However, NFL teams failed to rely on the most reliable level of analysis: what their eyes saw when watching the film. If they had relied on that quality, they would have seen the extraordinary speed that Jackson showed in college and realized that he wouldn't get any slower in the NFL.


After his impressive Sophomore season, Jahvid Best was the hottest thing among college running backs. Almost everyone gave him pre-season All-American honors and very few believed he wouldn't succeed at the next level.

However, his Junior season was not as smooth as Cal struggled as a team and ultimately Best's season ended in injury. Unfortunately, this is causing many to believe that he is somehow not the same back that wowed everyone as a Sophomore.

Numerous examples of college running backs exist who put up bigger numbers as underclassmen than they did the year they entered the NFL Draft. Adrian Peterson was never as dominant as he was in his Freshman season at Oklahoma, but his relatively "weaker" seasons made him drop in the 1st round. Earlier examples include Emmitt Smith and Marshall Faulk, both of whom enjoyed their greatest college seasons as Freshman and were drafted far lower than they should have been.

The point? Don't get too "hot" and "cold" about analyzing NFL talent. Talent does not simply disappear. If Best looked like a potential star in the NFL after his sophomore season then, barring proof of serious long-term injury, he should still be treated as having that potential.


While some have posited that Best will drop as low as the 3rd round, I simply can't see it. There is no way every NFL team will pass on Best's immense potential for two rounds.
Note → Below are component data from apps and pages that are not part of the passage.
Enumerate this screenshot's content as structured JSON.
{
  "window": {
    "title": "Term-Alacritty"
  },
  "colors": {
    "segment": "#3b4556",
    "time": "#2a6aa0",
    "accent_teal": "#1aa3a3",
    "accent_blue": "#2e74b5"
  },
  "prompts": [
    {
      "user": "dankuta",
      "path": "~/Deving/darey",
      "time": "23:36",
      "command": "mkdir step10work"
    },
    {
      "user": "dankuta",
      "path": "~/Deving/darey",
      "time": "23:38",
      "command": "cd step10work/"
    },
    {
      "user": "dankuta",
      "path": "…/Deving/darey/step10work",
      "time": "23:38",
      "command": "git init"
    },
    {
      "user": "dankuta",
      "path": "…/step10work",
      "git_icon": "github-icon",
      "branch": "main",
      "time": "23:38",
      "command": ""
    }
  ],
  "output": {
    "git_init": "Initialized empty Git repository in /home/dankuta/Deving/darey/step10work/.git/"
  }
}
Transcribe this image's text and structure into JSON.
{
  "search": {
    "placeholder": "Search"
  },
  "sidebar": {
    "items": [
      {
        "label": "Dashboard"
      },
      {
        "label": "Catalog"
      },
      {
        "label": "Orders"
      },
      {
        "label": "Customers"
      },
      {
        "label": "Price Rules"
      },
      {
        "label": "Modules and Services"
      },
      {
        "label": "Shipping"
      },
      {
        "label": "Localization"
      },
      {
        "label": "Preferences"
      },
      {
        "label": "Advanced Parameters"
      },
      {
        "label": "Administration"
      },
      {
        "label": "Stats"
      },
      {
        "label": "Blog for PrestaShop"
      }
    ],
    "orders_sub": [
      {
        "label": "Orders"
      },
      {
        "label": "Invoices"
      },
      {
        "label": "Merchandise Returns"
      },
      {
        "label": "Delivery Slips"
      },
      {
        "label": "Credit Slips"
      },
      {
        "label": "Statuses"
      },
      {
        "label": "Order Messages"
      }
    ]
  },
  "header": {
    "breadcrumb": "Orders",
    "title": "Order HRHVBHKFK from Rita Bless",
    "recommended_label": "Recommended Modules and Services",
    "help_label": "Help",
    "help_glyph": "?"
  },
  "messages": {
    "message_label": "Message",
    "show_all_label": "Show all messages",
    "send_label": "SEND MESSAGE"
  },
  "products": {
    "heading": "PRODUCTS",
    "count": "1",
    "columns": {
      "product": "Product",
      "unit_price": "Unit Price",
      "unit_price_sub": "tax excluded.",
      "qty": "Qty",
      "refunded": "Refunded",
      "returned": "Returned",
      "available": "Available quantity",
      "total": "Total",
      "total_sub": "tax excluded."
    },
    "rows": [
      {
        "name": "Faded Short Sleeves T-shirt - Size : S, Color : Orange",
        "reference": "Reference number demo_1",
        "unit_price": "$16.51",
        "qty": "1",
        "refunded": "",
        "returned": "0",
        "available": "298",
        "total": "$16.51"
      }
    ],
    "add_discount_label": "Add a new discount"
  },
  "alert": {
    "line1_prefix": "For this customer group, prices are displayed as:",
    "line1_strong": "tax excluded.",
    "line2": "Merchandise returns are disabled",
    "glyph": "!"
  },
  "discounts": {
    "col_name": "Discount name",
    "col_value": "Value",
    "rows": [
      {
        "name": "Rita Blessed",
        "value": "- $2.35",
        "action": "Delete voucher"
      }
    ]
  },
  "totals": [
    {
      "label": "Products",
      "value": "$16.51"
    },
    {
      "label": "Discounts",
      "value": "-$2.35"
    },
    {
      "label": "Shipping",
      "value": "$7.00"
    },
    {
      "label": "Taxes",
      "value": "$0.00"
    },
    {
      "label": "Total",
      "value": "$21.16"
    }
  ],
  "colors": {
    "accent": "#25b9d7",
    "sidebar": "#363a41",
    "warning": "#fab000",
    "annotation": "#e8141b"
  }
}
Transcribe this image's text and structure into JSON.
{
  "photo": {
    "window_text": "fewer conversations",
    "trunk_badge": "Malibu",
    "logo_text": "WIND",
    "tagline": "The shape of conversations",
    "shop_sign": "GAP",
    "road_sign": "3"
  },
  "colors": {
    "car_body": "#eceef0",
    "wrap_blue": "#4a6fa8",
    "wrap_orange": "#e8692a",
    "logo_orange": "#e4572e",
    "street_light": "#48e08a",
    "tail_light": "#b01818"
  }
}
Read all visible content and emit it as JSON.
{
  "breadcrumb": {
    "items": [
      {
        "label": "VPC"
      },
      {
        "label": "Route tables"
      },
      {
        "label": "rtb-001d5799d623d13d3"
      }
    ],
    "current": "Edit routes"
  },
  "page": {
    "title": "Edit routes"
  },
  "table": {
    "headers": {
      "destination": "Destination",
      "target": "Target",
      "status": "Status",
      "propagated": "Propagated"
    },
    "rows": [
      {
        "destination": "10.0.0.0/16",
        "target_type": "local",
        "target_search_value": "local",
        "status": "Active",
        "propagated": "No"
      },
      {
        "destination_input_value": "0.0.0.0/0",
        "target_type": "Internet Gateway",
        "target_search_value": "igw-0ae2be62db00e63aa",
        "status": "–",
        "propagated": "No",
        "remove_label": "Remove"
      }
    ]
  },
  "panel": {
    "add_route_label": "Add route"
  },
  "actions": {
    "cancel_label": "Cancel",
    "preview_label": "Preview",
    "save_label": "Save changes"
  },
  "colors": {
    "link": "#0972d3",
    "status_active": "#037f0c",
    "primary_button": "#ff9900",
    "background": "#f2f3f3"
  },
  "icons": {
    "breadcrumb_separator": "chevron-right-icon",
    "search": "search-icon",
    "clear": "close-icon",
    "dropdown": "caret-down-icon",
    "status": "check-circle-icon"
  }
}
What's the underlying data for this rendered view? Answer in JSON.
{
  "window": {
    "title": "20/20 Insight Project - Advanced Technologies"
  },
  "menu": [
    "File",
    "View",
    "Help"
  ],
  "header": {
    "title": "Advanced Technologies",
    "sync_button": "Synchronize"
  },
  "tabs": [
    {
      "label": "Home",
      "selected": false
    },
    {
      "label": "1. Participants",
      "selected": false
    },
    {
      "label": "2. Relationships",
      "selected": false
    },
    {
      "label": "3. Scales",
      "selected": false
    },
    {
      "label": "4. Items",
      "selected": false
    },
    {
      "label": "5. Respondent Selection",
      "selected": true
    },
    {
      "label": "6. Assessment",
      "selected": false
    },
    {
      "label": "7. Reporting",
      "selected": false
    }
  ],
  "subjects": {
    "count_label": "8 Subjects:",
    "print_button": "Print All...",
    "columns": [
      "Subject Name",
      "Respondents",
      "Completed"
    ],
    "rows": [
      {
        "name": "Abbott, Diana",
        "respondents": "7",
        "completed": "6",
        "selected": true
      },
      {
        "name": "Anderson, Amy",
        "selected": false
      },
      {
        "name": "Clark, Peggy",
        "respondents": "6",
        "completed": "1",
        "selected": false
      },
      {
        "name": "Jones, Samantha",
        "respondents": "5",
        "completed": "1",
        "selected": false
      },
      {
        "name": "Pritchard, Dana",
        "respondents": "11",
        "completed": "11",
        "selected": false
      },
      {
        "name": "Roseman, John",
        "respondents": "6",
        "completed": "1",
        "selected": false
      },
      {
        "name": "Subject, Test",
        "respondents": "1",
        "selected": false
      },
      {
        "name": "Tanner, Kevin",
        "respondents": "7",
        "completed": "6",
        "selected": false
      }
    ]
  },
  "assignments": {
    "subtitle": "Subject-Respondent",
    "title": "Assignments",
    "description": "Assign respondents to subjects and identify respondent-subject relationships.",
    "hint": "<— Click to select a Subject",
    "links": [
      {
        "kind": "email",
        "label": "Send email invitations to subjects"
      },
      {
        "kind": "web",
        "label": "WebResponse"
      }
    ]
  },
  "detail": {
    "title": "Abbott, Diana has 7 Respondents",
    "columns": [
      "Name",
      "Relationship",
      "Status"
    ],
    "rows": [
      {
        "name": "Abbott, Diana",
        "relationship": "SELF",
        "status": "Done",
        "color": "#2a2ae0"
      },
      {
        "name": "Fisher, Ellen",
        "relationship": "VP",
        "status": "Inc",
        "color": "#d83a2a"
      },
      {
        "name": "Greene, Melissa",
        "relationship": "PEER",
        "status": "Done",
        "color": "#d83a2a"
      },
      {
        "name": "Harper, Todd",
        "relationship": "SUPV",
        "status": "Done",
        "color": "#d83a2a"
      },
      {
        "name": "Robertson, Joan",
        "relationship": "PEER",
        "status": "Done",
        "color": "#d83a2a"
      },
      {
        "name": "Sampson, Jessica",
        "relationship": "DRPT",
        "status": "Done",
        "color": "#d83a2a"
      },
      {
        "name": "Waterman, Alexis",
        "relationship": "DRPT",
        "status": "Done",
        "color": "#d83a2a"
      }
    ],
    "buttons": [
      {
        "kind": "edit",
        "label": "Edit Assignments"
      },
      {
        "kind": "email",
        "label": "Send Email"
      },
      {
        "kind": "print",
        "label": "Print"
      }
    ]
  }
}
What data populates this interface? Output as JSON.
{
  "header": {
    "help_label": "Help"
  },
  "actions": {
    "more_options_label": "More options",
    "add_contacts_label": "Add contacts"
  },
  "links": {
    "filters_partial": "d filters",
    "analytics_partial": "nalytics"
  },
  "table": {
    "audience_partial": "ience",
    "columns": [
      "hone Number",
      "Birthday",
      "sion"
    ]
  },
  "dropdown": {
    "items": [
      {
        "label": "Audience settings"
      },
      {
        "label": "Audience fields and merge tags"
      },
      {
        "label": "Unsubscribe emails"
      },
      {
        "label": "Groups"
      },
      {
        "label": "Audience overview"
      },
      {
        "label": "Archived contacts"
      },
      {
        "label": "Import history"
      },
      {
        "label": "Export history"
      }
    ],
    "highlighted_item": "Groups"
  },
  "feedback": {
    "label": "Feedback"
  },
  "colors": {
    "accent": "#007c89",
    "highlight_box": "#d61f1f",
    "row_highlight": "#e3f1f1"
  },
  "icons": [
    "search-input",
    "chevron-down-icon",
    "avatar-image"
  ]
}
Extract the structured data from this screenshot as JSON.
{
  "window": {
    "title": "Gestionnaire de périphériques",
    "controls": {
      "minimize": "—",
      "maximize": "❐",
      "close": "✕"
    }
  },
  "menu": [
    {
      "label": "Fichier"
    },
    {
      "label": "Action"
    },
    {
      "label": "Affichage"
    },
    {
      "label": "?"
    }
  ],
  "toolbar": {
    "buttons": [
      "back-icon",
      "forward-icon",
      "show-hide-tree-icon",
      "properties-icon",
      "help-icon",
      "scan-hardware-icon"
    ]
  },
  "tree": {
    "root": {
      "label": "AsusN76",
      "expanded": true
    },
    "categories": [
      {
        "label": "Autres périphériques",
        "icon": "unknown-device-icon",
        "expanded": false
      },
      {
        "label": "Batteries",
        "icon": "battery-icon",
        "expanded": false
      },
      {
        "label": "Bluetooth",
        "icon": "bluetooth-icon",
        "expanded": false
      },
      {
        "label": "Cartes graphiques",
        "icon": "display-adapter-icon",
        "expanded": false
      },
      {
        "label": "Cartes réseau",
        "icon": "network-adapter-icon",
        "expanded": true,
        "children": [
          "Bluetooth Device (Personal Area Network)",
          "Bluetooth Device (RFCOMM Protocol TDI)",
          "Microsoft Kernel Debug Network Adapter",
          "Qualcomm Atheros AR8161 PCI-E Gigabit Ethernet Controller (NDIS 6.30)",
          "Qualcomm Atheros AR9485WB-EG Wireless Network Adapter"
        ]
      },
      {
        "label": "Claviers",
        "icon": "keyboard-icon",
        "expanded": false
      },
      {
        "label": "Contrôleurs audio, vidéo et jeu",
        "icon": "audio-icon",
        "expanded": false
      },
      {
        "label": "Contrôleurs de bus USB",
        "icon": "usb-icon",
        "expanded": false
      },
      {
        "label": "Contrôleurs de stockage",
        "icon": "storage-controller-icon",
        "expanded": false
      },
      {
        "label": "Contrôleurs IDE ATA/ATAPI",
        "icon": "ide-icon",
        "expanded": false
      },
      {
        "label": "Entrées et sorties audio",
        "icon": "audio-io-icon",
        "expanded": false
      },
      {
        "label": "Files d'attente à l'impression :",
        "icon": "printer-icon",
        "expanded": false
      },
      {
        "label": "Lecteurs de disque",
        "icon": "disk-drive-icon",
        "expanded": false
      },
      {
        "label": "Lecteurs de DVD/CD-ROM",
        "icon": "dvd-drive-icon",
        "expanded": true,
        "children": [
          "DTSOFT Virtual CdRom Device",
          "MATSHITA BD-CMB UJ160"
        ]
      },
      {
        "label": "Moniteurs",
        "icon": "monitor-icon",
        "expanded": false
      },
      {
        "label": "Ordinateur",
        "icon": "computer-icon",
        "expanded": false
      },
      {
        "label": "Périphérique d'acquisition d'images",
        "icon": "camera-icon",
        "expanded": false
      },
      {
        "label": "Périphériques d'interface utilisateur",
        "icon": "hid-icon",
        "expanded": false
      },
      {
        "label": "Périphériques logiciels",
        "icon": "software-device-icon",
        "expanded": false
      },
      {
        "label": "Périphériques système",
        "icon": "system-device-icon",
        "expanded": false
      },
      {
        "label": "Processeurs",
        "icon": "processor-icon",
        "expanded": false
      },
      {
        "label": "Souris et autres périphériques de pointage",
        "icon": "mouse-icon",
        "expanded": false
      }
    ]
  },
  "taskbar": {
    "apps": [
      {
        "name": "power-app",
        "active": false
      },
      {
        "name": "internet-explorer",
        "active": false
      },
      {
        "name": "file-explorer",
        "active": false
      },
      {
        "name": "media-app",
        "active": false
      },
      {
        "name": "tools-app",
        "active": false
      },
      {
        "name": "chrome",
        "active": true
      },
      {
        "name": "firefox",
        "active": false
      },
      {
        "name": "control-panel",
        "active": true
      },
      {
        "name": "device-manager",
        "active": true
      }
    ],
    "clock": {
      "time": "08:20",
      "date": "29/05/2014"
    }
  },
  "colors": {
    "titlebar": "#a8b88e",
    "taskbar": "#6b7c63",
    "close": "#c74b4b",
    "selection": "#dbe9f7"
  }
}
In fact, I believe Best will almost surely be a mid-to-late 1st round pick. Only if he inexplicably performs poorly in his workouts will he drop far, and then only into the early 2nd round.


Seattle: Best's former teammate Justin Forsett is already a running back there, and despite Best's poor performances in college against USC, new Seahawks coach Pete Carroll heavily recruited Best and has a high opinion of him. Jahvid could be just the home run hitter that Carroll likes.

San Diego: With the imminent departure of Ladanian Tomlinson, the Chargers are looking for some help running the football. Best would provide big-play ability to a running attack that virtually disappeared this last season.

Oakland: While it is unlikely the Raiders will use their high 1st round pick on Best (especially after drafting running back Darren McFadden only two years ago), Al Davis is totally obsessed with speed. If Best runs a spectacular 40-yard dash, Davis may just ignore his offensive line needs and take him. If for some reason Best is around in the 2nd round, they definitely would snatch up the local guy.

Manish Pandya
Staff Editor for TheDailySportsHerald.Com

No comments:

Post a Comment

We encourage all intelligent, passionate comments. Please refrain from any ignorant, racist, or offensive rants.

Related Posts Plugin for WordPress, Blogger...